Therefore, the laws of domestic enquiry must be strictly followed by the employers even if it is not specially mentioned in the terms and conditions of the employment. The Court has come down heavily on the employer, who dispensed with the services of an employee without holding any enquiry. The Court said that the constitution exists for the common man, for the poor and the humble, for those who have businesses at stake, for the butcher, the baker and candlestick maker. The 'rule of law' guarantees rights and freedom to the individual, side by side, and consistent with the overriding power of the State to act for the common good of all.
Lump-sum compensation would be justified
Let me conclude the article by two important factors. One is that the provision for one month or three months is not unnecessary. It is quite relevant for the probationers and beginners, but it should not be made a thumb rule while dispensing with the services of regular employees. And the second point that constitutional courts will do well to adopt the practical and holistic view of justice while deciding the employer-employee disputes.

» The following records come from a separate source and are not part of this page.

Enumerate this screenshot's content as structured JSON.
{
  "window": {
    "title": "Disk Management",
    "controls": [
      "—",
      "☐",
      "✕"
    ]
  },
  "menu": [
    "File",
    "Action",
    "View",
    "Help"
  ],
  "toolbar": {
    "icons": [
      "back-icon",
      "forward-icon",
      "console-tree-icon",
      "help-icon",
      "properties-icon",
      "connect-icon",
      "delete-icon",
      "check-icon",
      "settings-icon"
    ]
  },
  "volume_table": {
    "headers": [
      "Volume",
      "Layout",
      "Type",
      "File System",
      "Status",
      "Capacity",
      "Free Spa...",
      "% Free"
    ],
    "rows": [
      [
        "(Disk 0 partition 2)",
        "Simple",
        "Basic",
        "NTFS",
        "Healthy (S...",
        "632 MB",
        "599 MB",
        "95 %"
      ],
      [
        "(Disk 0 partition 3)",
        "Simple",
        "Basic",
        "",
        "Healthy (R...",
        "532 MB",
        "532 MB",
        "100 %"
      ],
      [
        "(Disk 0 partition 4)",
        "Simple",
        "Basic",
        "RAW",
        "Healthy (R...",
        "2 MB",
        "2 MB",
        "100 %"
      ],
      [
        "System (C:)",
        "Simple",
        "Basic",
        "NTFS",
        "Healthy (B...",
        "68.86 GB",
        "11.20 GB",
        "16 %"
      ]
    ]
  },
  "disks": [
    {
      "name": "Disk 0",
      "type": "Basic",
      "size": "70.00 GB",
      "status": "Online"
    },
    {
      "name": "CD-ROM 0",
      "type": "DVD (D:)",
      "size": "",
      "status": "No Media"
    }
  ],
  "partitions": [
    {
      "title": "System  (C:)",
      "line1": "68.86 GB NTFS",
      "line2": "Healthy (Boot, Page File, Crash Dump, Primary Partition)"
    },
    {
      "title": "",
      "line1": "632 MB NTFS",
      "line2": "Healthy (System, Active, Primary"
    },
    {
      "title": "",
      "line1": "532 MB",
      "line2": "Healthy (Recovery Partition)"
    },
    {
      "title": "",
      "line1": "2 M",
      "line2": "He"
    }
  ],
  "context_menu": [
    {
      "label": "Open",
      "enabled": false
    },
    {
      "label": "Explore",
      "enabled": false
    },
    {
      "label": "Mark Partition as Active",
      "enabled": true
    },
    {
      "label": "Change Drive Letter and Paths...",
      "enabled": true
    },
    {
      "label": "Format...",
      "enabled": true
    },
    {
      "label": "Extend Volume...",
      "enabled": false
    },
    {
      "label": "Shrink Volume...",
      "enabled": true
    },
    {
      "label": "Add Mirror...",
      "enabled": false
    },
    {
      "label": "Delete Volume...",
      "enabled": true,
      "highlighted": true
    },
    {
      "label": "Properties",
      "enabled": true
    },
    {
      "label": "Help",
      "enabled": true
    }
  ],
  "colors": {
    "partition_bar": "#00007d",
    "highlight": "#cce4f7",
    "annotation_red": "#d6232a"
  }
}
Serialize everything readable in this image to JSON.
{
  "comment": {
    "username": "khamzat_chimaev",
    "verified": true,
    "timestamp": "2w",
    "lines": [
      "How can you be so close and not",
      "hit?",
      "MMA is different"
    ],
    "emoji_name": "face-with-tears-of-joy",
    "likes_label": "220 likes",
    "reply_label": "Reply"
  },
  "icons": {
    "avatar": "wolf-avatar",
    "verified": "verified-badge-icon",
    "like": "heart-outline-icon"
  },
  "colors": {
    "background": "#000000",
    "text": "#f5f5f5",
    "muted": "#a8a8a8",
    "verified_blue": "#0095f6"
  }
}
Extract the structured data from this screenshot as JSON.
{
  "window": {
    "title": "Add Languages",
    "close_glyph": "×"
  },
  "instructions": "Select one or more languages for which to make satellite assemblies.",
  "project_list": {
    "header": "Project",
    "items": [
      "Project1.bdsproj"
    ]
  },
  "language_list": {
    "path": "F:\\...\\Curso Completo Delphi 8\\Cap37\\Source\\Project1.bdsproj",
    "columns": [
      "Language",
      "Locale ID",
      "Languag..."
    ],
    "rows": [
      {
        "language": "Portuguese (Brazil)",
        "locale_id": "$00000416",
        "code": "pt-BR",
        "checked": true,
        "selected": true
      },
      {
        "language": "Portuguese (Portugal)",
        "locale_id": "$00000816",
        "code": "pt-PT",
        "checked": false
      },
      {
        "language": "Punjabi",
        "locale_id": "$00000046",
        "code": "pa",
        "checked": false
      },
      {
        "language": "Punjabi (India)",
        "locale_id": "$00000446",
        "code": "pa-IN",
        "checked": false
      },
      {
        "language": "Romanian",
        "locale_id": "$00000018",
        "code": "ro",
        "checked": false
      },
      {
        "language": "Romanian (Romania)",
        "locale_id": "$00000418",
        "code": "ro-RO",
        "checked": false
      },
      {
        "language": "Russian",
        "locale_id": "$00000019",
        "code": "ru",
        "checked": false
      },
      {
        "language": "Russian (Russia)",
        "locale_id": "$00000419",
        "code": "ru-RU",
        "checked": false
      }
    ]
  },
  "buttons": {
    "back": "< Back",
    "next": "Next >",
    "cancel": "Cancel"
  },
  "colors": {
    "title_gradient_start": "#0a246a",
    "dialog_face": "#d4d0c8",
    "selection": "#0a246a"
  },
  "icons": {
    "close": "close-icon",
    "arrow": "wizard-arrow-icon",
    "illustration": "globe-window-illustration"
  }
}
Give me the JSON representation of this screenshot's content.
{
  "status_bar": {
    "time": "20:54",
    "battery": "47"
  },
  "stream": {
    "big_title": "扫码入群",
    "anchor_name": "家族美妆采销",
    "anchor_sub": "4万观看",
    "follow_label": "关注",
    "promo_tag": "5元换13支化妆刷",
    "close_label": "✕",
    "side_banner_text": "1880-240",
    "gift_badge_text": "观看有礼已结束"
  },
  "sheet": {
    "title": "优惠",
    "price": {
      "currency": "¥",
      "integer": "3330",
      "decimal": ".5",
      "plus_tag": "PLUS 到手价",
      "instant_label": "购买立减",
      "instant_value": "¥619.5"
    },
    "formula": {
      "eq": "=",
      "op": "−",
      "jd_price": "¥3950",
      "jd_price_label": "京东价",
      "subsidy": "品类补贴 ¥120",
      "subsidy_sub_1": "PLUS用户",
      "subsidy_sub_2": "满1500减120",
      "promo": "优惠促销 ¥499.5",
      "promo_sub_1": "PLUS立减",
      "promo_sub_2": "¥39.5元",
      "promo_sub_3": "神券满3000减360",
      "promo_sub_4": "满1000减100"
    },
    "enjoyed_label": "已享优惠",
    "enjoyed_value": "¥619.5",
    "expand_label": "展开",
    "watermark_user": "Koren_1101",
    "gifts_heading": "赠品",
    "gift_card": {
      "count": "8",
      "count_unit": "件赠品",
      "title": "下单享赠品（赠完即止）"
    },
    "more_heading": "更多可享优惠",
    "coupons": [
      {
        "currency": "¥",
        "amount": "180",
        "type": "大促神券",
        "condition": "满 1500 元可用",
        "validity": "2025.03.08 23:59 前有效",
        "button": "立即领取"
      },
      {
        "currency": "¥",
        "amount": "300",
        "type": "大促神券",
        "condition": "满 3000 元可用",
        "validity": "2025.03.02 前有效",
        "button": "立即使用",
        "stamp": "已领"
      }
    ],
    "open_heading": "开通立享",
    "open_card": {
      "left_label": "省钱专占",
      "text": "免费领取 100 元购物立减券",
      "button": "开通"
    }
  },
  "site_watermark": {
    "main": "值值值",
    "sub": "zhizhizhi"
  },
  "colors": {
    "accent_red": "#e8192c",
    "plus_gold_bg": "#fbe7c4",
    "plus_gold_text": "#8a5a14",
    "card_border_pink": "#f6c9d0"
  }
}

It would be far preferable if a lump sum amount of money is awarded to the workman, when the termination is found to be illegal, by way of compensation instead of 'reinstatement with back wages'. For instance, in the instant case, the employee concerned was out of the employment of the employer for 11 long years. It may take many more years if the litigating parties remain adamant to further contest the case.
During the long alienation of the employee-employer relationship, the atmosphere of the workplace, and the attitude of the employee as well get immensely changed. The employee would find it difficult to adjust himself in the milieu of the workplace and the employer would hardly have any confidence left in the employee. Thus, it would neither be beneficial for the employee nor employer to follow the outcome of justice.
The experts of employment law have also been of the view that the compensation would go a long way in dispensing the mutually acceptable justice for both employees and employers.
H.L. Kumar - Advocate, Supreme Court of India, New Delhi